Let me sum up:

There are four basic classes of guns (in the slugthrower sense, that is, and ignoring needlers which no-one counts as slugthrowers even though they technically are) used in the Empire. These are referred to as pistols, carbines, snipers, and slugguns.

The first three of these all work by firing tiny flechettes at HOLY CRAP speed.

A pistol is, basically, any flechette-firing mass-driver handgun.

A carbine is the common flechette-firing mass-driver long gun. The original definition as “shorter-barrelled than a rifle” has more or less gone away, since there are no more rifles – the mass drivers spin their projectiles purely through EM fields – but it translates to the vast number of general-use longarms intended for use in pretty much all combat situations from close-up defense to long-range suppressive, essentially filling both the PDW and assault rifle role.

A modal example has a bullpup configuration and probably has a form factor not dissimilar to the FN P90, the weapon I would expect to play them on television if any of this were ever to be made into television. The barrels, in general, are not significantly longer than the main body.

A sniper is the only really long longarm, long-barreled and equipped with specialist software and sensors for even more accuracy than you’ll get out of an already accurate carbine. They’re the descendants of sniper rifles, only shortened in name because, well, they’re not rifles.

The sluggun isn’t a flechette weapon; it fires macroscopic metal slugs in an anti-material role, or canisters which you can put just about anything in, up to and including using it as a launcher for bore-compatible grenades and gyroc micromissiles.
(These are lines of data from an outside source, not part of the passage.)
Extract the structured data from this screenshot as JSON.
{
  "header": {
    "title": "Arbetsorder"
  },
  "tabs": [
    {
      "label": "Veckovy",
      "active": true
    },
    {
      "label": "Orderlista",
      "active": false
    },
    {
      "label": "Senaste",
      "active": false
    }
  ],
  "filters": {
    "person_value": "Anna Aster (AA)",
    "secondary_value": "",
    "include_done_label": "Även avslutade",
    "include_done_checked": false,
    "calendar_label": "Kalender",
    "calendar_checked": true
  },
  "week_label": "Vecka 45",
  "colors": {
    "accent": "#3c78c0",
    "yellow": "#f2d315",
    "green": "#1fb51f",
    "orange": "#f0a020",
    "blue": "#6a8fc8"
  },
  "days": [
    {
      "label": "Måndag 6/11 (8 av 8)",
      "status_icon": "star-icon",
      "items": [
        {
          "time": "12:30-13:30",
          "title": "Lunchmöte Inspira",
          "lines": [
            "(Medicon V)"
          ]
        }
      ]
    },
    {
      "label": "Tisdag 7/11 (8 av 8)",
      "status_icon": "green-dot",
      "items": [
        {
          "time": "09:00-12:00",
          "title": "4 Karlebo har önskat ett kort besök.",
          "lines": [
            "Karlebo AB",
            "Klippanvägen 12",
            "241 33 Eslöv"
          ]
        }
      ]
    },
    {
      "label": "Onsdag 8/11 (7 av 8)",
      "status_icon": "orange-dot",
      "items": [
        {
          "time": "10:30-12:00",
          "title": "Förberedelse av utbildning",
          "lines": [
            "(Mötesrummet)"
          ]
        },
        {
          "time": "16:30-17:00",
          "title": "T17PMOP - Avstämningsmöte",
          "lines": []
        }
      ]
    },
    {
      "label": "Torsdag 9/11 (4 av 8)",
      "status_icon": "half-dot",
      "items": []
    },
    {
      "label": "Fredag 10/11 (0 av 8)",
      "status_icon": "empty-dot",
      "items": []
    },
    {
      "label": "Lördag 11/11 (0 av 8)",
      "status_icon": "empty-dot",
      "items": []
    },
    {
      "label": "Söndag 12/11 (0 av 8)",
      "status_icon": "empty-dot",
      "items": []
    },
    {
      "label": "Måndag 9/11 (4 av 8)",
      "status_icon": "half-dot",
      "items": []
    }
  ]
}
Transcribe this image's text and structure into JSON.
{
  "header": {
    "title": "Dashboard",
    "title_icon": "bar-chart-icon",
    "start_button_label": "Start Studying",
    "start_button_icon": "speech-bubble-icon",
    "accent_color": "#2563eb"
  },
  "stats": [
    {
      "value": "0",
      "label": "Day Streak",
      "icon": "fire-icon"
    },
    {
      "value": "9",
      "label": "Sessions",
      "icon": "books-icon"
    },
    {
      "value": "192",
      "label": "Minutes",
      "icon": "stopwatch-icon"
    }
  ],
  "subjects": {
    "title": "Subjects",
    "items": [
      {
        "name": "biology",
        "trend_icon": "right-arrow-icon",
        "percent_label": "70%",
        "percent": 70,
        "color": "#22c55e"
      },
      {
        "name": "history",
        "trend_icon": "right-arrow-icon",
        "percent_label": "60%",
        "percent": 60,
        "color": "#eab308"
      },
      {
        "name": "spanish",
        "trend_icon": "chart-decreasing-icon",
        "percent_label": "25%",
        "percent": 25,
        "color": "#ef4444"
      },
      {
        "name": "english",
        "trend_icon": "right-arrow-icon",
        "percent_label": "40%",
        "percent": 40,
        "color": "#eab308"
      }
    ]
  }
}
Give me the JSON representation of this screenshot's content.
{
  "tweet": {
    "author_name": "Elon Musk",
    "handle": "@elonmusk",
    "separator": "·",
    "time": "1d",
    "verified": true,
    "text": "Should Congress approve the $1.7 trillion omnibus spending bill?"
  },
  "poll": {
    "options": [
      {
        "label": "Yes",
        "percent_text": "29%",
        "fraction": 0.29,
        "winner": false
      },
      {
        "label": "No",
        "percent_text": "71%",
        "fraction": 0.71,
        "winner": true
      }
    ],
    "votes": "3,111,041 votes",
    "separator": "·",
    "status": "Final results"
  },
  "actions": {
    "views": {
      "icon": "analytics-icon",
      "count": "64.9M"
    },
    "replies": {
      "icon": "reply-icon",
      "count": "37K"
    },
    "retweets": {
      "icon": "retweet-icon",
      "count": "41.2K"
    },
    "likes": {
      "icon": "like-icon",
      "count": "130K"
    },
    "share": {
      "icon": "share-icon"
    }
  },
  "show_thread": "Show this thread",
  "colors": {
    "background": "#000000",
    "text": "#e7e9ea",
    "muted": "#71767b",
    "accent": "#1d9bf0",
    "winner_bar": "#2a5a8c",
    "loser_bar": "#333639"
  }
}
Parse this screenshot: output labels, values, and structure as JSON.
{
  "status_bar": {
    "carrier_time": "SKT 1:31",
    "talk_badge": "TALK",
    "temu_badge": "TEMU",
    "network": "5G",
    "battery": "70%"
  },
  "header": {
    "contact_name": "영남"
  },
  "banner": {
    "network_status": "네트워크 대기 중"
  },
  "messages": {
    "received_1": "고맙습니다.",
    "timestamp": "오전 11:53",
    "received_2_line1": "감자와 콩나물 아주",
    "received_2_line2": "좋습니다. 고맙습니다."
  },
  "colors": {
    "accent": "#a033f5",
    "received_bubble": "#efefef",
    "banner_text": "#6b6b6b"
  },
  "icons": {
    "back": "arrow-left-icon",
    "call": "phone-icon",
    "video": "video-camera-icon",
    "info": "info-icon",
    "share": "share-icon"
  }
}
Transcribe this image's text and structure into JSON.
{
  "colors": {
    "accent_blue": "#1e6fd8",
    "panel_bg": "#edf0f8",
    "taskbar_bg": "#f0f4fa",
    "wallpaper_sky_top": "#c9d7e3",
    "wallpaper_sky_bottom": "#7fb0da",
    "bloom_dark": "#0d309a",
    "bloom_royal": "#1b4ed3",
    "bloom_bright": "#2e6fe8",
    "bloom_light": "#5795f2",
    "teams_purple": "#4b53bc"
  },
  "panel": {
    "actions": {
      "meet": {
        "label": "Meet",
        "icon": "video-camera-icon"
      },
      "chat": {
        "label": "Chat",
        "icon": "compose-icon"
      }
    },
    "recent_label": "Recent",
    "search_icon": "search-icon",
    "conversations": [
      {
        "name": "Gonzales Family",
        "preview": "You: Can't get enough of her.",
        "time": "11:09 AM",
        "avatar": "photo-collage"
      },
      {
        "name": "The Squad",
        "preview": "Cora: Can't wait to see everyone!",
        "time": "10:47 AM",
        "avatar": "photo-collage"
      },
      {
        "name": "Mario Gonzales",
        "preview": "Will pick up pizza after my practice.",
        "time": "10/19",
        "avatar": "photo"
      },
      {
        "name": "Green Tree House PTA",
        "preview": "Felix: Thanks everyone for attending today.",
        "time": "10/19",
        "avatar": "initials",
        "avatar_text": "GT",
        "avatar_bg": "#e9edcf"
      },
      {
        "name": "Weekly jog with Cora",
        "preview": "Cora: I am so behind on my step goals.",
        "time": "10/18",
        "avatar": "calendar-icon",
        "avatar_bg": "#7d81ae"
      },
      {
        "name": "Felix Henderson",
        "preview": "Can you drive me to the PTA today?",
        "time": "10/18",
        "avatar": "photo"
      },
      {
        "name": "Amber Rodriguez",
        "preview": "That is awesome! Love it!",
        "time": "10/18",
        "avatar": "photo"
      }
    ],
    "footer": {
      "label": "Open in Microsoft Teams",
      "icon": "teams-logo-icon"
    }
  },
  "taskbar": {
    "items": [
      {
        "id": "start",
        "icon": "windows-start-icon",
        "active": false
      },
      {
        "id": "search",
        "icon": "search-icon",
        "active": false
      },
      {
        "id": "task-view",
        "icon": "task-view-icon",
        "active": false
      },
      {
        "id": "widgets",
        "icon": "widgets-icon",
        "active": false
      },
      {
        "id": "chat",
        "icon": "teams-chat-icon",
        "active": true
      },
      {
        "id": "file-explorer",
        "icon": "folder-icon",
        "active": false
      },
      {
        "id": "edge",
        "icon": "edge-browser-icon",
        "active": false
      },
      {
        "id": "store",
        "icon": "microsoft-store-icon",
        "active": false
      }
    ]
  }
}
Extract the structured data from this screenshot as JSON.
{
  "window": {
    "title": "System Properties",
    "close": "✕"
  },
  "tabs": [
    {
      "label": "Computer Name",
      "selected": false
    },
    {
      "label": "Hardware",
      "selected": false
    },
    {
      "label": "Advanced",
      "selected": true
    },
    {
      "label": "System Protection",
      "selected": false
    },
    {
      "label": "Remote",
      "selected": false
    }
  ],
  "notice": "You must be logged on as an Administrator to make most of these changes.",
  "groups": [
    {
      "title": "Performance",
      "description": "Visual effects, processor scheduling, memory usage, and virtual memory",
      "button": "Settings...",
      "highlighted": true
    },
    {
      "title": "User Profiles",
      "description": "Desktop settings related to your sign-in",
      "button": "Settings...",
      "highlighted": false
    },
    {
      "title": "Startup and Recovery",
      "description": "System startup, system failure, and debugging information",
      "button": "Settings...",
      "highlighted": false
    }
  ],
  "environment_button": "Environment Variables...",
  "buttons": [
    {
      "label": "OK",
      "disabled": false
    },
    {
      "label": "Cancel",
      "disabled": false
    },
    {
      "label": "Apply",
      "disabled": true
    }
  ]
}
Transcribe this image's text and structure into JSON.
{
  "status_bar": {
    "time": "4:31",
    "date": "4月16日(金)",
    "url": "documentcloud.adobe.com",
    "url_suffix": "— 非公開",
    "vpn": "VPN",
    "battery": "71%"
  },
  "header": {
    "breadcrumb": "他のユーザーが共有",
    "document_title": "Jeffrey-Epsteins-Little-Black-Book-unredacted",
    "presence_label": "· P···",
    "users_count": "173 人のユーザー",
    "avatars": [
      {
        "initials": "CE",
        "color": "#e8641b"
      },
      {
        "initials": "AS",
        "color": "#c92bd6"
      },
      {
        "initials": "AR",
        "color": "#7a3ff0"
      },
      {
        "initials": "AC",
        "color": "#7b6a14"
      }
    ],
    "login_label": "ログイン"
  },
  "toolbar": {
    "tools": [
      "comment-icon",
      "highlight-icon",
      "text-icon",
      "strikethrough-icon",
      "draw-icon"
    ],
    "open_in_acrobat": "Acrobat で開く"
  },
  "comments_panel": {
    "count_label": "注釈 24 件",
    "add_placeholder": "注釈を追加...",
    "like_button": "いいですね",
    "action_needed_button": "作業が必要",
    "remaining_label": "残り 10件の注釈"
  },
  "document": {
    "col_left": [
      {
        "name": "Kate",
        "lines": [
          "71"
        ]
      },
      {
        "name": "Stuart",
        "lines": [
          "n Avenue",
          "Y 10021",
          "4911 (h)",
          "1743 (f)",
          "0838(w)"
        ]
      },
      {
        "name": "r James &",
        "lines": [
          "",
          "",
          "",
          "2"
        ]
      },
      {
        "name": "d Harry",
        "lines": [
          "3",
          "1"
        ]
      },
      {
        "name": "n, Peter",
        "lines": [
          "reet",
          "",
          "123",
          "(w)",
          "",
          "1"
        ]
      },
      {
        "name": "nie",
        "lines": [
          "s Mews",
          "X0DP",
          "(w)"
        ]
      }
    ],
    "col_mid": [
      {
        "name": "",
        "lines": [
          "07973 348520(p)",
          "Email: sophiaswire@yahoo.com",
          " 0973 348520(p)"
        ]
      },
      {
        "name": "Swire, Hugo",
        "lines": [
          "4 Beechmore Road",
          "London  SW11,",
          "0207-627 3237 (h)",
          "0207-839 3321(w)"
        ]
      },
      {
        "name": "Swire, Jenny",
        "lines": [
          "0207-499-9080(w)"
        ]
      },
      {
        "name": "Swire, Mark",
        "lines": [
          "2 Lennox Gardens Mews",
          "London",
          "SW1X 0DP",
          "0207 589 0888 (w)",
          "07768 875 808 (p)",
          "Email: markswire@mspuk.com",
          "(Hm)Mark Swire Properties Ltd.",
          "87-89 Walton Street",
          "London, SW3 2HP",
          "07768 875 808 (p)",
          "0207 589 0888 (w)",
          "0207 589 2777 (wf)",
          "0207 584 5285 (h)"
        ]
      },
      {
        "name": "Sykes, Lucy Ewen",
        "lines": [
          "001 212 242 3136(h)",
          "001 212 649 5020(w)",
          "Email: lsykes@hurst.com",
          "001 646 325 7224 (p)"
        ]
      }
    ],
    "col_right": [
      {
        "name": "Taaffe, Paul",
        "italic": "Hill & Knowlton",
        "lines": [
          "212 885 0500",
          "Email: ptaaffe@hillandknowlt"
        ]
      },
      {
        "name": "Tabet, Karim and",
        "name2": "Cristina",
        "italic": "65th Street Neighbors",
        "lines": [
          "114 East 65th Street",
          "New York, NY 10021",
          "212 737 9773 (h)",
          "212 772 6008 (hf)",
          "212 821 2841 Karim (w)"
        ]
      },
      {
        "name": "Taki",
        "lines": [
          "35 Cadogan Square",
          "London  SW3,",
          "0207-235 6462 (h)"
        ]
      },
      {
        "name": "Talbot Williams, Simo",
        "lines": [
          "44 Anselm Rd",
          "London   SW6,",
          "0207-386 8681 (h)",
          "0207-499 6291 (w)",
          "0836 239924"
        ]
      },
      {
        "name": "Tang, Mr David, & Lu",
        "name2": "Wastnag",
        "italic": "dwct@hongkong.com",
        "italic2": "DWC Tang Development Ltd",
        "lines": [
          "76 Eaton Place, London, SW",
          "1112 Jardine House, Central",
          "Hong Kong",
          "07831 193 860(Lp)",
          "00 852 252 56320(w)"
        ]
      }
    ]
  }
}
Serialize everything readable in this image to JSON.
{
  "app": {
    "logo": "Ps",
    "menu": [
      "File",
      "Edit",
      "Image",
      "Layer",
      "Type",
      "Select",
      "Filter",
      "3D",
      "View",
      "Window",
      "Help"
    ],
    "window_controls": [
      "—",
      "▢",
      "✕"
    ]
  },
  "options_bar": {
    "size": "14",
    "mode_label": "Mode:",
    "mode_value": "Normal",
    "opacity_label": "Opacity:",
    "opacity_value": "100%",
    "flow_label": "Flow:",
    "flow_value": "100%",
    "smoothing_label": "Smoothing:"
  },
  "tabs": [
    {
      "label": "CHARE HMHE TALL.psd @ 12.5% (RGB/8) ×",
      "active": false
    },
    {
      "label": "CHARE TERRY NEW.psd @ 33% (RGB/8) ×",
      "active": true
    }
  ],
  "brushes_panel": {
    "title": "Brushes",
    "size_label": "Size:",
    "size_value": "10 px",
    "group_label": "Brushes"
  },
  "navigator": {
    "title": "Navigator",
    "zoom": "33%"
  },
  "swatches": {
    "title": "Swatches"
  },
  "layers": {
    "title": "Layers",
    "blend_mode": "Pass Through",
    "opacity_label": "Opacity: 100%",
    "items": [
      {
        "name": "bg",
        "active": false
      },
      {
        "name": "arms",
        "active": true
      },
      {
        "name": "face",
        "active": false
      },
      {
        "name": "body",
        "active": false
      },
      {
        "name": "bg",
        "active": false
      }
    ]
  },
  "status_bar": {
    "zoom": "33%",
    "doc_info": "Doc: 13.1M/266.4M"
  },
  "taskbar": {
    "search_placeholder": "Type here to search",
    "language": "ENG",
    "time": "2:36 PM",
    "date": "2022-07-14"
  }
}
A battle carbine isn’t a special class of its own; it’s what you get when you mount a regular carbine and an underslung sluggun in the same case for maximal versatility, usually sharing their redundant components.

Of our other common firearm types, this can be said:

There aren’t shotguns, because a simple software change to a carbine can emulate them by firing a burst and oscillating the final stage of the mass driver to produce a spreading cone of flechettes, with all the stopping power and spread of the real thing. You can do the same thing with a pistol to emulate a sawed-off shotgun. Alternatively, you can fire canister shot out of a sluggun to much the same effect.

There aren’t submachine guns, because you just configure your carbine to fully automatic rapid fire, and you have exactly the same effect. Likewise, the machine pistol and the pistol.

Any questions?